* **Work to be completed**
Your answer must be an exact copy of the listing below.

* **Supplied data**
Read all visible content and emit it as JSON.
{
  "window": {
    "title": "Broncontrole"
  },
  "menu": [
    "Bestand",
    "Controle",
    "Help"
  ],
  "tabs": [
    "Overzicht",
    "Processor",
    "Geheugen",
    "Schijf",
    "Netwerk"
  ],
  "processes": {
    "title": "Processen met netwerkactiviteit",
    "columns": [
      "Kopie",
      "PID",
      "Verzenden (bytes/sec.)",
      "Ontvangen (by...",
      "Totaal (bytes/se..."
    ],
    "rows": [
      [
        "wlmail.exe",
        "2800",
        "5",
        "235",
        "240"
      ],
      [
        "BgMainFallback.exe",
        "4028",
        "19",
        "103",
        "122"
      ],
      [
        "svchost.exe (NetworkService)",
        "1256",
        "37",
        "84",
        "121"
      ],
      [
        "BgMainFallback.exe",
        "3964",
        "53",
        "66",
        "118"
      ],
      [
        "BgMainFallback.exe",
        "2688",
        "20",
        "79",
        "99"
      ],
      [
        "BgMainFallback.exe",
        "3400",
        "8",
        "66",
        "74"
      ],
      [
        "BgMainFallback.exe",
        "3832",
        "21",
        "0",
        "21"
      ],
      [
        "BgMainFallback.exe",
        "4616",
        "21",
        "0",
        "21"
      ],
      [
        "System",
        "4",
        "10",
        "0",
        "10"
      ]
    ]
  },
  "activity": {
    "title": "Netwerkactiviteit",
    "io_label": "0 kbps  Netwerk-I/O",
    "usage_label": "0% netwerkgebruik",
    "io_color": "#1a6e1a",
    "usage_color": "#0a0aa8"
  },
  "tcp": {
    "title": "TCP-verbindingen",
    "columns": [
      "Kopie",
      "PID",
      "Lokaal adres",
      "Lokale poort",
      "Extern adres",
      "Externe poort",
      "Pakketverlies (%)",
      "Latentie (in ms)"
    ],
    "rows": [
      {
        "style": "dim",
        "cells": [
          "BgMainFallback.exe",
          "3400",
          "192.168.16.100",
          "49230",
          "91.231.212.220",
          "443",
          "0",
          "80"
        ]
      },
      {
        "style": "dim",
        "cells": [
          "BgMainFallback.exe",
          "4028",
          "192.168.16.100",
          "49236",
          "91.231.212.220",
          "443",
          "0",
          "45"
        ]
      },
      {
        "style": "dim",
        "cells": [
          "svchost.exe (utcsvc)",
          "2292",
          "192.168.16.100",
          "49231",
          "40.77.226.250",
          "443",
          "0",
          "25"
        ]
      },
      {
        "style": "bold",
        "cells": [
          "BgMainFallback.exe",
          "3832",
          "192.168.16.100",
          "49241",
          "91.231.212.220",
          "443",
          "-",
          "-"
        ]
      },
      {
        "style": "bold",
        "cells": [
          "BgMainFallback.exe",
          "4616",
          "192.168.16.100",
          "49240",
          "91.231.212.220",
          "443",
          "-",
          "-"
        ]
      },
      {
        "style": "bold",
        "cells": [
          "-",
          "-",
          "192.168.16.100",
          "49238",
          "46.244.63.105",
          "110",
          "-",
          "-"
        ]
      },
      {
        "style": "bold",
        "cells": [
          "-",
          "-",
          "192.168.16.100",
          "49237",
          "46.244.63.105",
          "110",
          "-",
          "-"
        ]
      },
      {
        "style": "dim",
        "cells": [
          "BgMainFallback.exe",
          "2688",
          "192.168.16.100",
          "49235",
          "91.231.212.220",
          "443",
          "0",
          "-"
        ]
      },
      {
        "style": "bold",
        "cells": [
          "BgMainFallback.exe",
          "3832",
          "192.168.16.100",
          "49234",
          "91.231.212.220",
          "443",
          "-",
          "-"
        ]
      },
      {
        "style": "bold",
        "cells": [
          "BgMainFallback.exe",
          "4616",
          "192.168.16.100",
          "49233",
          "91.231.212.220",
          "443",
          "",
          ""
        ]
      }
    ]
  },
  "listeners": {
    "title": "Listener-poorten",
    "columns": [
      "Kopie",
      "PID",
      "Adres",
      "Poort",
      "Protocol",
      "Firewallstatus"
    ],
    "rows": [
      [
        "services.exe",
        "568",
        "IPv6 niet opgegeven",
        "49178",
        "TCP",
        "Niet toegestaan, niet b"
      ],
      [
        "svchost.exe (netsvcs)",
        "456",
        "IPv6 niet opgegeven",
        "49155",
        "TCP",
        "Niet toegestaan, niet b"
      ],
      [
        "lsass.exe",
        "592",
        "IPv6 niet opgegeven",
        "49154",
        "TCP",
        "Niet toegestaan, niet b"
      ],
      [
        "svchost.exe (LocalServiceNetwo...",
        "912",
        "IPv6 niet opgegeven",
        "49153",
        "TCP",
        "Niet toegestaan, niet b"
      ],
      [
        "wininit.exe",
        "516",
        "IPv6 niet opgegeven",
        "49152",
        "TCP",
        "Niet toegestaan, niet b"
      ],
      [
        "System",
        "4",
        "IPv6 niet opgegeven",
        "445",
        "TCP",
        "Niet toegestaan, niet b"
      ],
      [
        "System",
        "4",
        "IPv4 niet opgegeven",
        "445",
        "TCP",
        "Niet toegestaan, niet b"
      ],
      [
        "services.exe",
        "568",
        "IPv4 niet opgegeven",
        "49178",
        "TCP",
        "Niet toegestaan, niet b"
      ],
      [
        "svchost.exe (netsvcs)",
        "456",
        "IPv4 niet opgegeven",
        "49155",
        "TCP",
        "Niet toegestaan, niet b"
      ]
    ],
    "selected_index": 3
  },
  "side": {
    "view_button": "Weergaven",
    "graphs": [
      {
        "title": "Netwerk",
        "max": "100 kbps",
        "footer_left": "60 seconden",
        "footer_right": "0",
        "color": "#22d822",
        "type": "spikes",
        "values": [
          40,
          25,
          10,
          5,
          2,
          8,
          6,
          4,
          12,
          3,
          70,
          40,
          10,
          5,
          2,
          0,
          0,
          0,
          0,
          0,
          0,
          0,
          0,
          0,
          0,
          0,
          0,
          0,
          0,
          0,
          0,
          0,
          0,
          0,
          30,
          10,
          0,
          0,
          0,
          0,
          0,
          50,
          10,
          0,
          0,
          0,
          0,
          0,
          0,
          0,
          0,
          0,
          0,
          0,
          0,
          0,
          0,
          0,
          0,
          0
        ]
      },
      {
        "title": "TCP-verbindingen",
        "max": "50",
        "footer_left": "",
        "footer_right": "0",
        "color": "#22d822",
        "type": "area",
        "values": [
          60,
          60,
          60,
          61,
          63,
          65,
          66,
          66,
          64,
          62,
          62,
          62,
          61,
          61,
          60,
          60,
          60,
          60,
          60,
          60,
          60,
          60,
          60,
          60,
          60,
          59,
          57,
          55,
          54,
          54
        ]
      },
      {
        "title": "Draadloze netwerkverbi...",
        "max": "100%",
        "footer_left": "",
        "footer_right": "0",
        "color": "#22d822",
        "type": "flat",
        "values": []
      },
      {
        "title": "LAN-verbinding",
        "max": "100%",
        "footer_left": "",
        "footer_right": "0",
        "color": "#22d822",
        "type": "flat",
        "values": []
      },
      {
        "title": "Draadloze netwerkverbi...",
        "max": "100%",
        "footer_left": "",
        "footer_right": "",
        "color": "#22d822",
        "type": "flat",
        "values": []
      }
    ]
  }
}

* **Solution**
Read all visible content and emit it as JSON.
{
  "window": {
    "title": "Broncontrole"
  },
  "menu": [
    "Bestand",
    "Controle",
    "Help"
  ],
  "tabs": [
    "Overzicht",
    "Processor",
    "Geheugen",
    "Schijf",
    "Netwerk"
  ],
  "processes": {
    "title": "Processen met netwerkactiviteit",
    "columns": [
      "Kopie",
      "PID",
      "Verzenden (bytes/sec.)",
      "Ontvangen (by...",
      "Totaal (bytes/se..."
    ],
    "rows": [
      [
        "wlmail.exe",
        "2800",
        "5",
        "235",
        "240"
      ],
      [
        "BgMainFallback.exe",
        "4028",
        "19",
        "103",
        "122"
      ],
      [
        "svchost.exe (NetworkService)",
        "1256",
        "37",
        "84",
        "121"
      ],
      [
        "BgMainFallback.exe",
        "3964",
        "53",
        "66",
        "118"
      ],
      [
        "BgMainFallback.exe",
        "2688",
        "20",
        "79",
        "99"
      ],
      [
        "BgMainFallback.exe",
        "3400",
        "8",
        "66",
        "74"
      ],
      [
        "BgMainFallback.exe",
        "3832",
        "21",
        "0",
        "21"
      ],
      [
        "BgMainFallback.exe",
        "4616",
        "21",
        "0",
        "21"
      ],
      [
        "System",
        "4",
        "10",
        "0",
        "10"
      ]
    ]
  },
  "activity": {
    "title": "Netwerkactiviteit",
    "io_label": "0 kbps  Netwerk-I/O",
    "usage_label": "0% netwerkgebruik",
    "io_color": "#1a6e1a",
    "usage_color": "#0a0aa8"
  },
  "tcp": {
    "title": "TCP-verbindingen",
    "columns": [
      "Kopie",
      "PID",
      "Lokaal adres",
      "Lokale poort",
      "Extern adres",
      "Externe poort",
      "Pakketverlies (%)",
      "Latentie (in ms)"
    ],
    "rows": [
      {
        "style": "dim",
        "cells": [
          "BgMainFallback.exe",
          "3400",
          "192.168.16.100",
          "49230",
          "91.231.212.220",
          "443",
          "0",
          "80"
        ]
      },
      {
        "style": "dim",
        "cells": [
          "BgMainFallback.exe",
          "4028",
          "192.168.16.100",
          "49236",
          "91.231.212.220",
          "443",
          "0",
          "45"
        ]
      },
      {
        "style": "dim",
        "cells": [
          "svchost.exe (utcsvc)",
          "2292",
          "192.168.16.100",
          "49231",
          "40.77.226.250",
          "443",
          "0",
          "25"
        ]
      },
      {
        "style": "bold",
        "cells": [
          "BgMainFallback.exe",
          "3832",
          "192.168.16.100",
          "49241",
          "91.231.212.220",
          "443",
          "-",
          "-"
        ]
      },
      {
        "style": "bold",
        "cells": [
          "BgMainFallback.exe",
          "4616",
          "192.168.16.100",
          "49240",
          "91.231.212.220",
          "443",
          "-",
          "-"
        ]
      },
      {
        "style": "bold",
        "cells": [
          "-",
          "-",
          "192.168.16.100",
          "49238",
          "46.244.63.105",
          "110",
          "-",
          "-"
        ]
      },
      {
        "style": "bold",
        "cells": [
          "-",
          "-",
          "192.168.16.100",
          "49237",
          "46.244.63.105",
          "110",
          "-",
          "-"
        ]
      },
      {
        "style": "dim",
        "cells": [
          "BgMainFallback.exe",
          "2688",
          "192.168.16.100",
          "49235",
          "91.231.212.220",
          "443",
          "0",
          "-"
        ]
      },
      {
        "style": "bold",
        "cells": [
          "BgMainFallback.exe",
          "3832",
          "192.168.16.100",
          "49234",
          "91.231.212.220",
          "443",
          "-",
          "-"
        ]
      },
      {
        "style": "bold",
        "cells": [
          "BgMainFallback.exe",
          "4616",
          "192.168.16.100",
          "49233",
          "91.231.212.220",
          "443",
          "",
          ""
        ]
      }
    ]
  },
  "listeners": {
    "title": "Listener-poorten",
    "columns": [
      "Kopie",
      "PID",
      "Adres",
      "Poort",
      "Protocol",
      "Firewallstatus"
    ],
    "rows": [
      [
        "services.exe",
        "568",
        "IPv6 niet opgegeven",
        "49178",
        "TCP",
        "Niet toegestaan, niet b"
      ],
      [
        "svchost.exe (netsvcs)",
        "456",
        "IPv6 niet opgegeven",
        "49155",
        "TCP",
        "Niet toegestaan, niet b"
      ],
      [
        "lsass.exe",
        "592",
        "IPv6 niet opgegeven",
        "49154",
        "TCP",
        "Niet toegestaan, niet b"
      ],
      [
        "svchost.exe (LocalServiceNetwo...",
        "912",
        "IPv6 niet opgegeven",
        "49153",
        "TCP",
        "Niet toegestaan, niet b"
      ],
      [
        "wininit.exe",
        "516",
        "IPv6 niet opgegeven",
        "49152",
        "TCP",
        "Niet toegestaan, niet b"
      ],
      [
        "System",
        "4",
        "IPv6 niet opgegeven",
        "445",
        "TCP",
        "Niet toegestaan, niet b"
      ],
      [
        "System",
        "4",
        "IPv4 niet opgegeven",
        "445",
        "TCP",
        "Niet toegestaan, niet b"
      ],
      [
        "services.exe",
        "568",
        "IPv4 niet opgegeven",
        "49178",
        "TCP",
        "Niet toegestaan, niet b"
      ],
      [
        "svchost.exe (netsvcs)",
        "456",
        "IPv4 niet opgegeven",
        "49155",
        "TCP",
        "Niet toegestaan, niet b"
      ]
    ],
    "selected_index": 3
  },
  "side": {
    "view_button": "Weergaven",
    "graphs": [
      {
        "title": "Netwerk",
        "max": "100 kbps",
        "footer_left": "60 seconden",
        "footer_right": "0",
        "color": "#22d822",
        "type": "spikes",
        "values": [
          40,
          25,
          10,
          5,
          2,
          8,
          6,
          4,
          12,
          3,
          70,
          40,
          10,
          5,
          2,
          0,
          0,
          0,
          0,
          0,
          0,
          0,
          0,
          0,
          0,
          0,
          0,
          0,
          0,
          0,
          0,
          0,
          0,
          0,
          30,
          10,
          0,
          0,
          0,
          0,
          0,
          50,
          10,
          0,
          0,
          0,
          0,
          0,
          0,
          0,
          0,
          0,
          0,
          0,
          0,
          0,
          0,
          0,
          0,
          0
        ]
      },
      {
        "title": "TCP-verbindingen",
        "max": "50",
        "footer_left": "",
        "footer_right": "0",
        "color": "#22d822",
        "type": "area",
        "values": [
          60,
          60,
          60,
          61,
          63,
          65,
          66,
          66,
          64,
          62,
          62,
          62,
          61,
          61,
          60,
          60,
          60,
          60,
          60,
          60,
          60,
          60,
          60,
          60,
          60,
          59,
          57,
          55,
          54,
          54
        ]
      },
      {
        "title": "Draadloze netwerkverbi...",
        "max": "100%",
        "footer_left": "",
        "footer_right": "0",
        "color": "#22d822",
        "type": "flat",
        "values": []
      },
      {
        "title": "LAN-verbinding",
        "max": "100%",
        "footer_left": "",
        "footer_right": "0",
        "color": "#22d822",
        "type": "flat",
        "values": []
      },
      {
        "title": "Draadloze netwerkverbi...",
        "max": "100%",
        "footer_left": "",
        "footer_right": "",
        "color": "#22d822",
        "type": "flat",
        "values": []
      }
    ]
  }
}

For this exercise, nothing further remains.